The technique has a number of stages. The first is to gather together the recordings you need, which involves working out what species are likely where you are going as well as downloading, and possibly editing, the recordings. Next you need to make up various playlists of 5-10 species where the calls or songs have similar qualities. This is where the learning really starts and I found it quite a challenge to come up with these. What qualities do you select for the playlists? Pitch (high or low, ascending, descending, staying the same)? Repetition (the same phrase over and over, repetition then variation as with a song thrush)? The number of notes in the song (two, three or four note)? The pattern of sound (rambling and continuous, regular pauses)? The quality of the sound (buzzy, rattling, ‘electrical’, shrill)? Of course a lot of sounds have more than one of these qualities, which complicates things a bit, but trying to figure out the playlists is useful because it requires that you listen actively and systematically to the recordings. I’ve used pretty much all of the above qualities in making playlists, but I still think I need to work on it more, especially with the many rather similar high-pitched songs of birds like warblers.

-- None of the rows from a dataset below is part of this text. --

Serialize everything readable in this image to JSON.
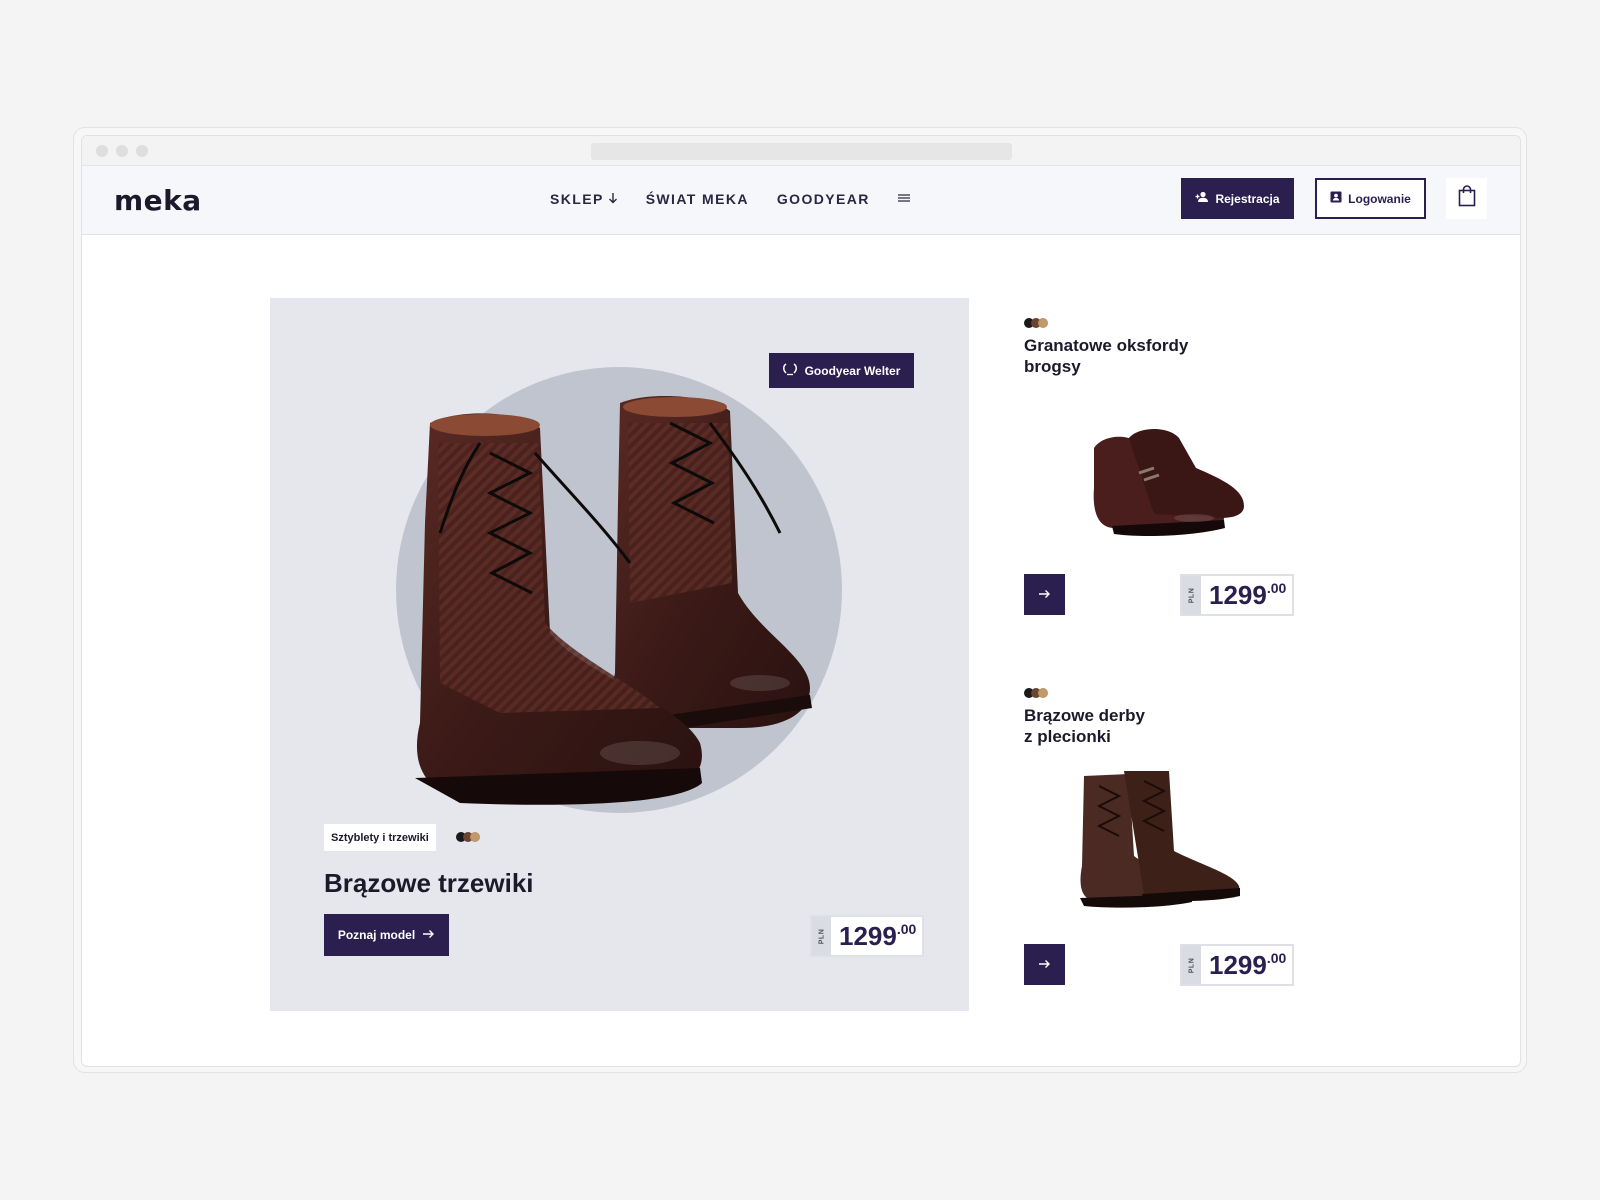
{
  "browser": {
    "url": ""
  },
  "header": {
    "logo": "meka",
    "nav": [
      {
        "label": "SKLEP",
        "has_arrow": true
      },
      {
        "label": "ŚWIAT MEKA"
      },
      {
        "label": "GOODYEAR"
      }
    ],
    "register_label": "Rejestracja",
    "login_label": "Logowanie"
  },
  "featured": {
    "badge": "Goodyear Welter",
    "category": "Sztyblety i trzewiki",
    "title": "Brązowe trzewiki",
    "cta": "Poznaj model",
    "price": {
      "currency": "PLN",
      "main": "1299",
      "cents": ".00"
    },
    "swatch_colors": [
      "#1a1a1a",
      "#6b4530",
      "#c29a6a"
    ]
  },
  "products": [
    {
      "title": "Granatowe oksfordy\nbrogsy",
      "price": {
        "currency": "PLN",
        "main": "1299",
        "cents": ".00"
      },
      "swatch_colors": [
        "#1a1a1a",
        "#6b4530",
        "#c29a6a"
      ]
    },
    {
      "title": "Brązowe derby\nz plecionki",
      "price": {
        "currency": "PLN",
        "main": "1299",
        "cents": ".00"
      },
      "swatch_colors": [
        "#1a1a1a",
        "#6b4530",
        "#c29a6a"
      ]
    }
  ],
  "colors": {
    "brand": "#2a1f4e",
    "card_bg": "#e6e7ec",
    "circle": "#c0c4cf"
  }
}
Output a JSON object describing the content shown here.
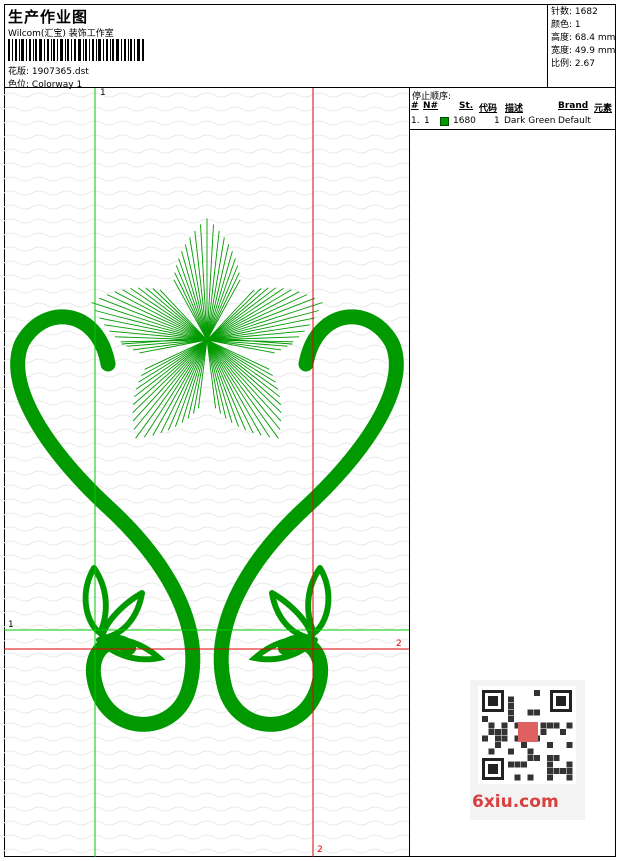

The next stage is to come up with mnemonics that help you to link the sound to the bird. Sometimes this is relatively easy, for example when the name is onomatopoeic, but Stephenson recommends coming up with ways of linking sound and name through visualisation. The visualisation should ideally link name, sound and the appearance of the bird. For example, least flycatcher, a small American songbird, has a song that sounds a bit like it’s saying ‘titchy’, which links rather straightforwardly to its name and its small size. I imagine a small person saying ‘titchy’ when I hear the sound.

The final part of the technique involves repeatedly testing yourself on each playlist by using the random play function of your media player. This is an aspect of the technique that technology has really helped to facilitate. What’s important here is that the random element enables the mnemonic techniques to be tested actively. This active approach to remembering runs through the whole process and I think this is helpful for learning and remembering in general. Passive learning, whilst it sometimes seems popular in our nation’s schools, is rarely the most effective way of developing skills. The technique also highlights the relationship between hearing and seeing, because it’s through visualisation that the sounds are remembered. One of the important aspects of visualisation is that it tends to be much more instantaneous than the way we remember sounds. For example, when I hear the beginning of a song I often have to ‘play it through’ in my mind to try to remember what it is. Visualisation is, hopefully, much quicker.

I’ll update on my progress after I’ve been to America.

The University of Aberdeen